The average loss for travel, leisure and transport companies to fraud has increased by 66% over the last three years due to the credit crunch, a report by Kroll has revealed.
Companies lost an average of $2.5 million to fraud in the past three years, compared to last year’s figure which stood at $1.1 million. The figures are a result of a survey risk that consulting company Kroll commissioned from the Economist Intelligence Unit of 890 senior executives worldwide.
Nine out of ten travel, leisure and transportation companies surveyed have suffered from corporate fraud in the past three years, up from 80% in last year’s survey.
Kroll’s business intelligence and investigations division senior managing director Blake Coppotelli said: “Although still far from the problem other industries face, fraud is growing in the travel sector and we expect to see this increase further as conditions become tougher for business and the full impact of the credit crunch unfolds.

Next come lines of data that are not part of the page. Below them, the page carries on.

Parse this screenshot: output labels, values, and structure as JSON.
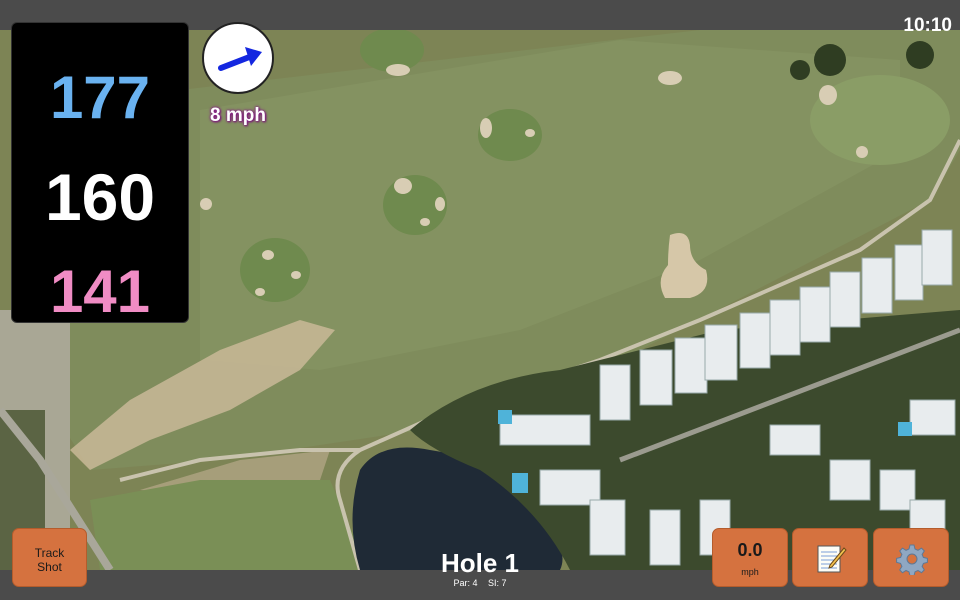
{
  "status": {
    "time": "10:10"
  },
  "distances": {
    "back": "177",
    "center": "160",
    "front": "141"
  },
  "wind": {
    "speed_label": "8 mph",
    "icon": "arrow-icon",
    "direction": "northeast"
  },
  "hole": {
    "title": "Hole 1",
    "par": "Par: 4",
    "stroke_index": "SI: 7"
  },
  "buttons": {
    "track_shot": "Track\nShot",
    "speed_value": "0.0",
    "speed_unit": "mph",
    "notes_icon": "notepad-icon",
    "settings_icon": "gear-icon"
  },
  "colors": {
    "back_distance": "#6ab2f0",
    "center_distance": "#ffffff",
    "front_distance": "#f08cc4",
    "button": "#d5723f",
    "wind_label_outline": "#8a1f8a"
  }
}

“Companies need to look carefully at how they can address this issue now to reduce further risk to fraud and improve their business operations. Prevention is always better than cure.”
The most common types of fraud in the travel, leisure and transportation industry are theft of physical assets or stock (39%), management conflict of interest (30%), regulatory or compliance breach (30%), information theft, loss or attack (30%), financial mismanagement (26%) and internal financial fraud or theft (25%).
Various categories of fraud have seen a marked increase in activity during the past year including regulatory or compliance breaches (30%, up from 3%), information theft (30%, up from 18%) and financial mismanagement (26%, up from 18%).
A total of 890 senior executives took part in the survey. A third of the respondents were based in north and South America, 30% in Asia-Pacific, just over a quarter in Europe and 11% in the Middle East and Africa.